Make an exact copy of the data below, leaving out every picture.

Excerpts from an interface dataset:
◆ ◆ ◆ ◆ ◆

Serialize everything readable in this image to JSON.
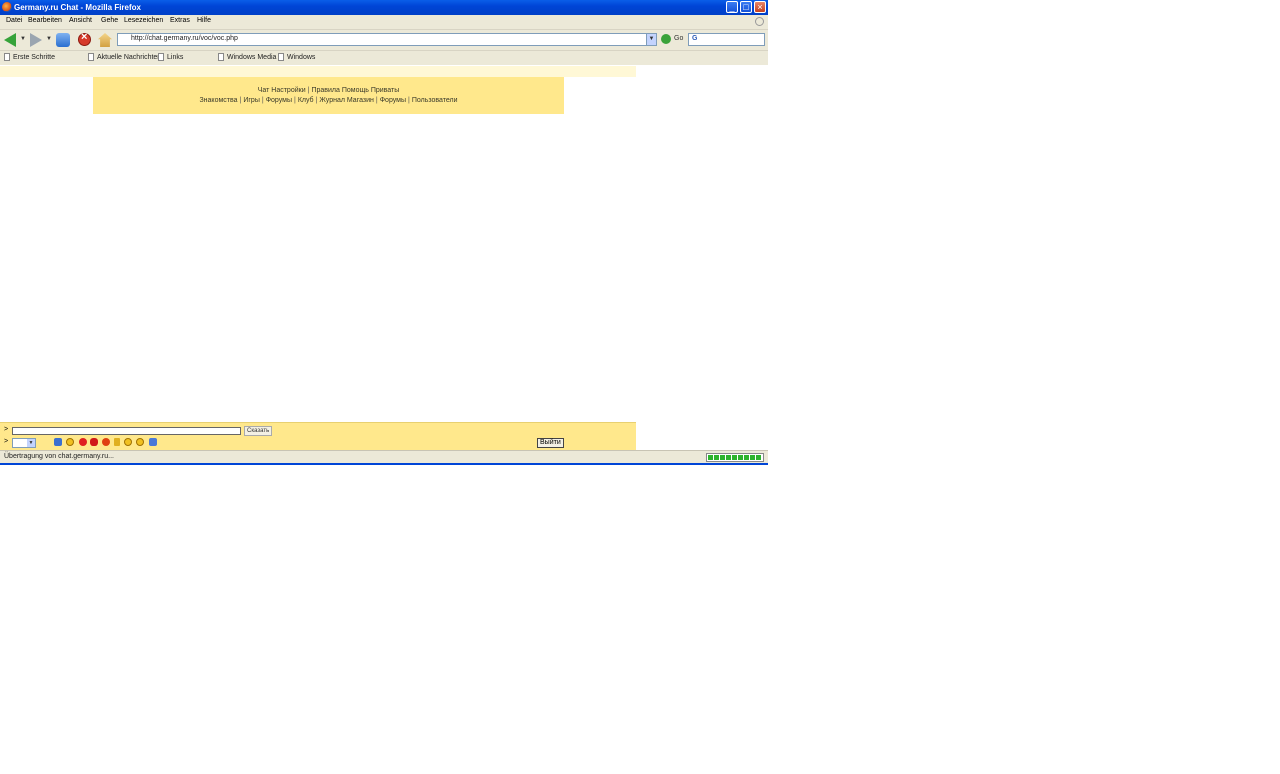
{
  "window": {
    "title": "Germany.ru Chat - Mozilla Firefox",
    "minimize_label": "_",
    "maximize_label": "□",
    "close_label": "×"
  },
  "menubar": [
    "Datei",
    "Bearbeiten",
    "Ansicht",
    "Gehe",
    "Lesezeichen",
    "Extras",
    "Hilfe"
  ],
  "toolbar": {
    "url": "http://chat.germany.ru/voc/voc.php",
    "go_label": "Go",
    "search_engine": "G"
  },
  "bookmarks": [
    "Erste Schritte",
    "Aktuelle Nachrichten",
    "Links",
    "Windows Media",
    "Windows"
  ],
  "chat_menu": {
    "row1": [
      "Чат",
      "Настройки",
      "Правила",
      "Помощь",
      "Приваты"
    ],
    "row2": [
      "Знакомства",
      "Игры",
      "Форумы",
      "Клуб",
      "Журнал",
      "Магазин",
      "Форумы",
      "Пользователи"
    ]
  },
  "input_area": {
    "prompt": ">",
    "send_label": "Сказать",
    "exit_label": "Выйти",
    "smileys": [
      "thumbs-up-icon",
      "smile-icon",
      "heart-icon",
      "lips-icon",
      "flower-icon",
      "trophy-icon",
      "grin-icon",
      "sad-icon",
      "wave-icon"
    ]
  },
  "status": {
    "text": "Übertragung von chat.germany.ru...",
    "progress": 1.0
  },
  "colors": {
    "chat_panel": "#ffe88c",
    "title_bar": "#0a5ee8"
  }
}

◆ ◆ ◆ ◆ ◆

◆ Task output ◆
Serialize everything readable in this image to JSON.
{
  "window": {
    "title": "Germany.ru Chat - Mozilla Firefox",
    "minimize_label": "_",
    "maximize_label": "□",
    "close_label": "×"
  },
  "menubar": [
    "Datei",
    "Bearbeiten",
    "Ansicht",
    "Gehe",
    "Lesezeichen",
    "Extras",
    "Hilfe"
  ],
  "toolbar": {
    "url": "http://chat.germany.ru/voc/voc.php",
    "go_label": "Go",
    "search_engine": "G"
  },
  "bookmarks": [
    "Erste Schritte",
    "Aktuelle Nachrichten",
    "Links",
    "Windows Media",
    "Windows"
  ],
  "chat_menu": {
    "row1": [
      "Чат",
      "Настройки",
      "Правила",
      "Помощь",
      "Приваты"
    ],
    "row2": [
      "Знакомства",
      "Игры",
      "Форумы",
      "Клуб",
      "Журнал",
      "Магазин",
      "Форумы",
      "Пользователи"
    ]
  },
  "input_area": {
    "prompt": ">",
    "send_label": "Сказать",
    "exit_label": "Выйти",
    "smileys": [
      "thumbs-up-icon",
      "smile-icon",
      "heart-icon",
      "lips-icon",
      "flower-icon",
      "trophy-icon",
      "grin-icon",
      "sad-icon",
      "wave-icon"
    ]
  },
  "status": {
    "text": "Übertragung von chat.germany.ru...",
    "progress": 1.0
  },
  "colors": {
    "chat_panel": "#ffe88c",
    "title_bar": "#0a5ee8"
  }
}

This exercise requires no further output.